WORK ITEM: Could you return all of the data exactly as given?

(Entries from a dataset of interfaces)
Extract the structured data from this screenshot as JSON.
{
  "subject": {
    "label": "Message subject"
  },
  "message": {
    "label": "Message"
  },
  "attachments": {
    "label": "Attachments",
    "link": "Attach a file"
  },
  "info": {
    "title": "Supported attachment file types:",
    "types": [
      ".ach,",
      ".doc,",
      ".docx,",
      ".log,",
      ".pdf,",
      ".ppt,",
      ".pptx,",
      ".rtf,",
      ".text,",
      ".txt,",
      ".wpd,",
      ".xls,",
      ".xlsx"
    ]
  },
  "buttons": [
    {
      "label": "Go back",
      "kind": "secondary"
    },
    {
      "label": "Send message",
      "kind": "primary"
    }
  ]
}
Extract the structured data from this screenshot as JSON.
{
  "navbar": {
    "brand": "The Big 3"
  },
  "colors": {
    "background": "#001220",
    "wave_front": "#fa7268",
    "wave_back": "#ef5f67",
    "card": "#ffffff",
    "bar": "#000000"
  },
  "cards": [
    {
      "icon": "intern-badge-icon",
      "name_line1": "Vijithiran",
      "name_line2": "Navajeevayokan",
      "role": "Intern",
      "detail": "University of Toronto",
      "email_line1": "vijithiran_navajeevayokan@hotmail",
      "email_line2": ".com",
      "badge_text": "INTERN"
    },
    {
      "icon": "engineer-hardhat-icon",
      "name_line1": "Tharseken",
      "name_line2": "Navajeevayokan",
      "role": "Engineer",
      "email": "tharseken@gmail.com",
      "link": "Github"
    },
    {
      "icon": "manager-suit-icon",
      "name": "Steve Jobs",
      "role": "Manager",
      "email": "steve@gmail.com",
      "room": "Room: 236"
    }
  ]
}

SOLUTION:
Extract the structured data from this screenshot as JSON.
{
  "subject": {
    "label": "Message subject"
  },
  "message": {
    "label": "Message"
  },
  "attachments": {
    "label": "Attachments",
    "link": "Attach a file"
  },
  "info": {
    "title": "Supported attachment file types:",
    "types": [
      ".ach,",
      ".doc,",
      ".docx,",
      ".log,",
      ".pdf,",
      ".ppt,",
      ".pptx,",
      ".rtf,",
      ".text,",
      ".txt,",
      ".wpd,",
      ".xls,",
      ".xlsx"
    ]
  },
  "buttons": [
    {
      "label": "Go back",
      "kind": "secondary"
    },
    {
      "label": "Send message",
      "kind": "primary"
    }
  ]
}
Extract the structured data from this screenshot as JSON.
{
  "navbar": {
    "brand": "The Big 3"
  },
  "colors": {
    "background": "#001220",
    "wave_front": "#fa7268",
    "wave_back": "#ef5f67",
    "card": "#ffffff",
    "bar": "#000000"
  },
  "cards": [
    {
      "icon": "intern-badge-icon",
      "name_line1": "Vijithiran",
      "name_line2": "Navajeevayokan",
      "role": "Intern",
      "detail": "University of Toronto",
      "email_line1": "vijithiran_navajeevayokan@hotmail",
      "email_line2": ".com",
      "badge_text": "INTERN"
    },
    {
      "icon": "engineer-hardhat-icon",
      "name_line1": "Tharseken",
      "name_line2": "Navajeevayokan",
      "role": "Engineer",
      "email": "tharseken@gmail.com",
      "link": "Github"
    },
    {
      "icon": "manager-suit-icon",
      "name": "Steve Jobs",
      "role": "Manager",
      "email": "steve@gmail.com",
      "room": "Room: 236"
    }
  ]
}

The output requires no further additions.